ITHACA, N.Y.—Farmers and artisans may not always overlap, but when it comes to people interested in locally sourced fiber materials and products, they’re sharing their ideas, materials and expertise.

LocalFiber, a pop-up in downtown Ithaca at 130 East Seneca Street, is a temporary brick-and-mortar storefront for yarn, ornaments, hats, mittens, dryer balls, bags, rugs, decorations and other goods made with wool from animals on local farms. This year, there are 15 farms that have provided goods to participate in the pop-up: Forget Me Not Farm, West Creek Farm, Blue Spoon Farm, Laughing Goat Fiber Farm, GinLip Farm, Crooked Creek Sheep & Wool, Hawk Hill Farm, Windsong Farm, Big Rock Farm/Fetching Fibers, Rebel Acres, Shepherd’s Creek Alpaca Farm, Moose in the Meadow Farm, Wool Ewe Play, Steep Hollow Farm, Ellis Hollow Farm; and one artisan, José Buenaventura González Gutiérrez.

“We’re a group of farmers and one artisan,” said Noreen Atkins of Ginlip Farm. “In order to be involved in the pop-up, you have to have fiber or have purchased fiber locally. Most of what you see here is from sheep although we do have some mohair products and alpaca as well.”

LocalFiber was founded in 2017 by Dana Havas, a Cornell University graduate student of applied economics focusing her research on the fiber-to-textile supply chain. Upon moving to the area, she found it difficult to locate farms that raise, produce and source wool-to-hand fleece. According to data from a USDA-NASS survey, there are 180 fiber-producing farms located within the 14-county Finger Lakes area. 

Previously, LocalFiber’s pop-up was located in Home Green Home on The Commons in 2019, and in 2020, due to COVID-19, reduced to just five participants and housed in a Groton small business.

Members from each participating farm will take turns staffing the pop-up until it closes Dec. 27, 2021.

“We’ve been so busy here that originally we couldn’t keep up — we invited more people to come,” Atkins said. “Everybody is part of this group called LocalFiber and it’s a networking group of farmers and artisans just trying to connect people with the fiber to people who want to use the fiber.”

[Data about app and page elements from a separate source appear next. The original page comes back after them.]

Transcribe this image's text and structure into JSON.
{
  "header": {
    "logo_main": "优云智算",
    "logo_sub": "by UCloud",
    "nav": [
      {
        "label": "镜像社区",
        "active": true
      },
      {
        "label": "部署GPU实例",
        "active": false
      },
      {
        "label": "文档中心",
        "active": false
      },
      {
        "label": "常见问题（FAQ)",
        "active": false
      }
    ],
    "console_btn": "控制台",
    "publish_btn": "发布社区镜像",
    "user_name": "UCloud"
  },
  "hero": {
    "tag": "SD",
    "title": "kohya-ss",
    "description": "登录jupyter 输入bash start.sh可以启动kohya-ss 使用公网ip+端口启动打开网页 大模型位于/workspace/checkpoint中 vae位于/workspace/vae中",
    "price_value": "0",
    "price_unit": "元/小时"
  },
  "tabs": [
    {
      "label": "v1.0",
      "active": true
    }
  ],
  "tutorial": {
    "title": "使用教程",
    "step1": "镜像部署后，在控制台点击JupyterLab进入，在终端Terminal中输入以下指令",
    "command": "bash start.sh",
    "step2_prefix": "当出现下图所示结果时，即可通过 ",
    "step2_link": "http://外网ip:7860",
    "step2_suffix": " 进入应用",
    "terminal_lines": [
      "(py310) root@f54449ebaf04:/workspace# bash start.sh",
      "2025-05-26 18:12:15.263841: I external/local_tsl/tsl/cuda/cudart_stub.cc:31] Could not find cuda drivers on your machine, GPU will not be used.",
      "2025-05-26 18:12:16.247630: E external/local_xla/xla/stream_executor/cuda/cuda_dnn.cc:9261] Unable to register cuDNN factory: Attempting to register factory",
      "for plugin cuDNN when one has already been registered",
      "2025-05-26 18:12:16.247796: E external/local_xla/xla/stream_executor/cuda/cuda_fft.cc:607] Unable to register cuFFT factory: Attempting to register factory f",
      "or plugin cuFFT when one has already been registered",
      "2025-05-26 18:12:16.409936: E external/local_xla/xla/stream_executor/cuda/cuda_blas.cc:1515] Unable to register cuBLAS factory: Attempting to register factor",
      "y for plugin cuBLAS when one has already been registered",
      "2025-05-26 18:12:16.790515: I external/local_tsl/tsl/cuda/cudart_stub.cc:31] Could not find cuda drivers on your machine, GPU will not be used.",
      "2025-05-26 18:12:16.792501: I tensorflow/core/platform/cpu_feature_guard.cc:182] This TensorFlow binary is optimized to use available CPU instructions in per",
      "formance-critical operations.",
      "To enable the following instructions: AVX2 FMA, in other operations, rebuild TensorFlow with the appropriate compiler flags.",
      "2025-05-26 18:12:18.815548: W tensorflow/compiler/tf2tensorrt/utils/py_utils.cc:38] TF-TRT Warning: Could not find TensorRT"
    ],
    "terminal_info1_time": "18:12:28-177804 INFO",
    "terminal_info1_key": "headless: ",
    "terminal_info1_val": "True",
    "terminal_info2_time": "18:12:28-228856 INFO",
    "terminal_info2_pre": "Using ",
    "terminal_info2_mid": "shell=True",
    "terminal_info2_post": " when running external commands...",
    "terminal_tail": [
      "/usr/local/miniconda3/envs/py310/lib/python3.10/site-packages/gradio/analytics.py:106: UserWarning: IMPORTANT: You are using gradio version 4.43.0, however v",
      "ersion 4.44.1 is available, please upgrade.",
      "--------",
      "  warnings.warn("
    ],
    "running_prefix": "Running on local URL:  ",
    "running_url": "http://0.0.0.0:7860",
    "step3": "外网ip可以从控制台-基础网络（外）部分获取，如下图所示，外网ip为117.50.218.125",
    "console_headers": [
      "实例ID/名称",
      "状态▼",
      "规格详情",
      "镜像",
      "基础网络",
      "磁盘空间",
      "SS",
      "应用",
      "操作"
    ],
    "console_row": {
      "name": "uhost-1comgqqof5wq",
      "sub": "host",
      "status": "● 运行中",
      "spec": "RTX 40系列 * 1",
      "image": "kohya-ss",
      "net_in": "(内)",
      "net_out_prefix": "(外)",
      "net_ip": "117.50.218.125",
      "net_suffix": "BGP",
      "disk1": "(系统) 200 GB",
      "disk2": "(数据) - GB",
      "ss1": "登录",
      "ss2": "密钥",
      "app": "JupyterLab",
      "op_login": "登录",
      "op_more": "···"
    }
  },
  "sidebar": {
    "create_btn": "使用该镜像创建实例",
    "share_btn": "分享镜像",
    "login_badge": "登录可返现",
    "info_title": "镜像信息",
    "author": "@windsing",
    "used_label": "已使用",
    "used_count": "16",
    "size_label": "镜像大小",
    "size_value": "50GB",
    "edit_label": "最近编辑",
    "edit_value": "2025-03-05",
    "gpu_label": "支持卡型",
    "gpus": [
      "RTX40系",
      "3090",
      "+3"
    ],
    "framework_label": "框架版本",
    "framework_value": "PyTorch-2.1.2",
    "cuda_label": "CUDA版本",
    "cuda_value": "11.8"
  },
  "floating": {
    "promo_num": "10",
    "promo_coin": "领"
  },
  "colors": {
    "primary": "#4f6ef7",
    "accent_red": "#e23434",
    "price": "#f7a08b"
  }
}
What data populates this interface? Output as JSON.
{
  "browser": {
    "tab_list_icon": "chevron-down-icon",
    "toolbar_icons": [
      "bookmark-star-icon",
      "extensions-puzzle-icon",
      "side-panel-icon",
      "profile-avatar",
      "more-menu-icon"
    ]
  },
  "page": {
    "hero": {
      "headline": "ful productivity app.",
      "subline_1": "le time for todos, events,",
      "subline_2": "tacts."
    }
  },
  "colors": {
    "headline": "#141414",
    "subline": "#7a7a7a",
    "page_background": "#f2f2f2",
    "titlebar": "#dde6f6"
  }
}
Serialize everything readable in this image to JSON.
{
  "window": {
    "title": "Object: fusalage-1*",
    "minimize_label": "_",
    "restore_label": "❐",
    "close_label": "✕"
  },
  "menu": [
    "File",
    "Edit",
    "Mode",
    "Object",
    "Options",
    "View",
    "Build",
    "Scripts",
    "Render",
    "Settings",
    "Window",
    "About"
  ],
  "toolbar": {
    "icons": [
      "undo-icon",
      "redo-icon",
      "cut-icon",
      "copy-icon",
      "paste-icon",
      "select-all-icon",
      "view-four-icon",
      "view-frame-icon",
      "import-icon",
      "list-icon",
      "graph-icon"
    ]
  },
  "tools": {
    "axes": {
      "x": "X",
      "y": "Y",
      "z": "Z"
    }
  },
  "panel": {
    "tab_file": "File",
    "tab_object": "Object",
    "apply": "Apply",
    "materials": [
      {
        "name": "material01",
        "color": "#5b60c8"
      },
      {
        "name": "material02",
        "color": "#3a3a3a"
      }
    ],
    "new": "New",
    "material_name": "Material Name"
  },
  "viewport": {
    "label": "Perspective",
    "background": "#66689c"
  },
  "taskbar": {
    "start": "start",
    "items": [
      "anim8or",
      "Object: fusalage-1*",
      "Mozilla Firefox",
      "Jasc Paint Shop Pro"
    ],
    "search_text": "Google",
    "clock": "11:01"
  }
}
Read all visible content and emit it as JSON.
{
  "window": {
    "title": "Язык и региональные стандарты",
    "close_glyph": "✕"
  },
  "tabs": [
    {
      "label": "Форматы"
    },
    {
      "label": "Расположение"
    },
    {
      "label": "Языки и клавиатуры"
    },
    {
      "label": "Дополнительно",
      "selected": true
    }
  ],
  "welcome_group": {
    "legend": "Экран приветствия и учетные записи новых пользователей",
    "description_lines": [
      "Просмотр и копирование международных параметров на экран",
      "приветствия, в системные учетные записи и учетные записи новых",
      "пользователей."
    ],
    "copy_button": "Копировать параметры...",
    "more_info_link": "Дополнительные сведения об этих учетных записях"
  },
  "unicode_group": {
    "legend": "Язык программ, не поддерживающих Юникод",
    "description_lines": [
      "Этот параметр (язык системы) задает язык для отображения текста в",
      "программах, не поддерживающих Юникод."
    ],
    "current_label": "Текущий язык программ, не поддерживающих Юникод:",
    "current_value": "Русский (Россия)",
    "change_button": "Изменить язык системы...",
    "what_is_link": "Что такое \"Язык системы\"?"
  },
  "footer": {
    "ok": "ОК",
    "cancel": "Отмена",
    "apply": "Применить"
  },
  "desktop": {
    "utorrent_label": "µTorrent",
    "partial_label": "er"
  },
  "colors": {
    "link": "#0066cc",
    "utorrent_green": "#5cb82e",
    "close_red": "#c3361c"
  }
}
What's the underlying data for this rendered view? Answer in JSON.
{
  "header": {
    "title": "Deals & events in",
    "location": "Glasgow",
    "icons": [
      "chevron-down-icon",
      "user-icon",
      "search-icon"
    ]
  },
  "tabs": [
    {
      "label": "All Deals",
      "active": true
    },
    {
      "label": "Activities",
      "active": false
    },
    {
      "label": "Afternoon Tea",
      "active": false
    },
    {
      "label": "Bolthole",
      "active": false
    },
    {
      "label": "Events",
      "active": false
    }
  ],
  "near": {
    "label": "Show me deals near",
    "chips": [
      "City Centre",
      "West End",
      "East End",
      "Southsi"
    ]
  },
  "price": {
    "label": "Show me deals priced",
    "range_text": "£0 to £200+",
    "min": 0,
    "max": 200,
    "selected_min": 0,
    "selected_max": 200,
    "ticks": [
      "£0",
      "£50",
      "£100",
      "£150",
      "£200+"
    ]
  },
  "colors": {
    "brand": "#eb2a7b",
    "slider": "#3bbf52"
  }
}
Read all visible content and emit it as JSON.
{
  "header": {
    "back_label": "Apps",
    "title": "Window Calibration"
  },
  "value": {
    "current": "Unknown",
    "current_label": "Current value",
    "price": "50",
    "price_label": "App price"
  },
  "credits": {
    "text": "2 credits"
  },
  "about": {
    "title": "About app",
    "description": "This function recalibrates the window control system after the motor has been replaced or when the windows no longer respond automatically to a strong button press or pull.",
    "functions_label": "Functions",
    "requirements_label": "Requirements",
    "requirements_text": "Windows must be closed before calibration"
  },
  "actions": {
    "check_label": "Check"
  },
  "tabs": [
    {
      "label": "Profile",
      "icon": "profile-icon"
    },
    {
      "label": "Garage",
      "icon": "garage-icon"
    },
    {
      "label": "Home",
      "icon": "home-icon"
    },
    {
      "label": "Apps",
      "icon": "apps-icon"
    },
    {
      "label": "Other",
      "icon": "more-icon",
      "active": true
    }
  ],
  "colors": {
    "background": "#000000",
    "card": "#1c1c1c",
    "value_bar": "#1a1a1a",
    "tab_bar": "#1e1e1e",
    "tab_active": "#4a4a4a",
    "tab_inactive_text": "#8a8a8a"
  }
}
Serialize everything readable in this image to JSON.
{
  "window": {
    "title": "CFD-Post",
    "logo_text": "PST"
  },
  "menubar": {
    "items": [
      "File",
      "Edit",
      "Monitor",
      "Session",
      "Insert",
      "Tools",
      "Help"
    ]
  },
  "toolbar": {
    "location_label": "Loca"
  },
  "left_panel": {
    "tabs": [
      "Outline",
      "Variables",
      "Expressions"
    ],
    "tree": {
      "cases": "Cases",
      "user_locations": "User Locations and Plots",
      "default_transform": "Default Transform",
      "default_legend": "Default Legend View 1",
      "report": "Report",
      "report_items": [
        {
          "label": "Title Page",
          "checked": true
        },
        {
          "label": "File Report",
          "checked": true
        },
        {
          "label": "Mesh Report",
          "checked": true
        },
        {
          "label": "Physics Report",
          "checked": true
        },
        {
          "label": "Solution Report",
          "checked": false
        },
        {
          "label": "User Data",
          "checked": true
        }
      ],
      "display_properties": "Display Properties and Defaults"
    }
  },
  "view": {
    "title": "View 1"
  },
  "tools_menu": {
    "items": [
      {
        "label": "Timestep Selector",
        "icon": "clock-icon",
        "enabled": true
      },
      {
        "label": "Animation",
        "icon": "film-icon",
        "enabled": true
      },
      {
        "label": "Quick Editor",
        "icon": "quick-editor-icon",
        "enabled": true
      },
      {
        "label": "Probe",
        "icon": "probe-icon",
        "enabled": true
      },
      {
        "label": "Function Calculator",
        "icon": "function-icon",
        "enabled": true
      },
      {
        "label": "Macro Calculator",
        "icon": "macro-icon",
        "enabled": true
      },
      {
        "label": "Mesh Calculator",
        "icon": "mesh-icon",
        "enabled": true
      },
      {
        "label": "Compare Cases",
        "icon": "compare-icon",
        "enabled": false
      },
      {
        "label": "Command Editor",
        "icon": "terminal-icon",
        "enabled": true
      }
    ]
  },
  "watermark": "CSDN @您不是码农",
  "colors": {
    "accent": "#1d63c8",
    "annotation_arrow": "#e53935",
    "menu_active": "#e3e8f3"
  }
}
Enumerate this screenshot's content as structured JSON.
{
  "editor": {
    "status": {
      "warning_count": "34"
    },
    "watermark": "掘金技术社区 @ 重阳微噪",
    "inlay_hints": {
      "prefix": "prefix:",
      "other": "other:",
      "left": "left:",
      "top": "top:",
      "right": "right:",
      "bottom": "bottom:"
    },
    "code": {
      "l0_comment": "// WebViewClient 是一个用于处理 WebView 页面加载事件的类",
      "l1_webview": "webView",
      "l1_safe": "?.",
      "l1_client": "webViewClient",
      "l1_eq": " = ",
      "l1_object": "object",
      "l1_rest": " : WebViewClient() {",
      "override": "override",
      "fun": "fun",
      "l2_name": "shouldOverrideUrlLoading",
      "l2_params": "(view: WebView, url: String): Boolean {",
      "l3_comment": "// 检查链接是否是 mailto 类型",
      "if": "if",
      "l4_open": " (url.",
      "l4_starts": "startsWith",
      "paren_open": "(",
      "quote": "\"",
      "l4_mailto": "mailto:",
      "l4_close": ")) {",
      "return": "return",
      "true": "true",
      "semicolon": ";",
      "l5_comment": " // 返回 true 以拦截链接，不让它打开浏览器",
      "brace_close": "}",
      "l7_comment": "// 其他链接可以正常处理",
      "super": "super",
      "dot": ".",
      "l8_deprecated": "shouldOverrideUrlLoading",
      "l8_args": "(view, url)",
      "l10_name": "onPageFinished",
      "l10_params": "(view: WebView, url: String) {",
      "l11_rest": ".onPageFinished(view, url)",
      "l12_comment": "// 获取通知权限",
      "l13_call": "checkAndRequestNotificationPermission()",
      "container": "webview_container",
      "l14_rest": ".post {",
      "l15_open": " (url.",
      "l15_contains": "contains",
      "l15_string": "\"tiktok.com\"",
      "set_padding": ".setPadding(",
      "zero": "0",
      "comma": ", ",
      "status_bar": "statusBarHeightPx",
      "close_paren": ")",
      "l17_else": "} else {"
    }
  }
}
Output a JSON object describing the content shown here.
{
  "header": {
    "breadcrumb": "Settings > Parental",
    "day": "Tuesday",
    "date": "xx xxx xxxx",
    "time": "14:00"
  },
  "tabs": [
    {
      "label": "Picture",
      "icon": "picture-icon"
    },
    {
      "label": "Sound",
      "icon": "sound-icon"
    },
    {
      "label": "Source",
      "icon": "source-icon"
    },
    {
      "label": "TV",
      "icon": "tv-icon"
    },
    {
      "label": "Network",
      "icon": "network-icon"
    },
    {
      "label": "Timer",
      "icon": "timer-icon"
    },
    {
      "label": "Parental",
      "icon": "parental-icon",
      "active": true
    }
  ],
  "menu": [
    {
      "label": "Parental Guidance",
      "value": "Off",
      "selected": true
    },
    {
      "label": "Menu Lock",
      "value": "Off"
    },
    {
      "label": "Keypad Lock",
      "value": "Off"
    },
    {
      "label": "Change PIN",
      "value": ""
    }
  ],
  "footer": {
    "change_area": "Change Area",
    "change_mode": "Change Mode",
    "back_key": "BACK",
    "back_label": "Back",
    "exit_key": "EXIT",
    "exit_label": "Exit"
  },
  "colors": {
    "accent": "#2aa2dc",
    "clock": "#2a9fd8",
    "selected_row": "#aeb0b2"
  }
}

Atkins explained that there are more than 200 different breeds of sheep and that the production process begins after the wool is shorn off the sheep. After shearing, the wool is washed and then carded. Carding is a process in which the fibers are pulled through a fine metal comb-like tool that straightens out the naturally curly fibers. Next, the wool is spun into yarn, which can be processed differently to create thinner or thicker yarn.

At this point, wool is sometimes sold to consumers who wish to dye it themselves or use it as raw materials for other products, or it might be dyed and sold as colorful yarn for people to knit or crochet.

Wool has different uses and is spun up depending on how it will be used, Atkins said. Fine wools like merino have more crimp per inch and is generally more expensive. It is typically used for things like undergarments, woolen suits and baby clothes or toys, while medium wool can be used for mittens, sweaters and outerwear. Long wool, which has the least amount of crimp, is used for macrame, wall hangings, blankets, rugs and socks. Atkins also noted that wool has scales, which is why it can be used for felting projects.

Zoë Freer-Hessler

Zoë Freer-Hessler is a general assignment reporter for the Ithaca Voice. She has covered a wide range of topics since joining the news organization in November 2021. She can be reached at zhessler@ithacavoice.com...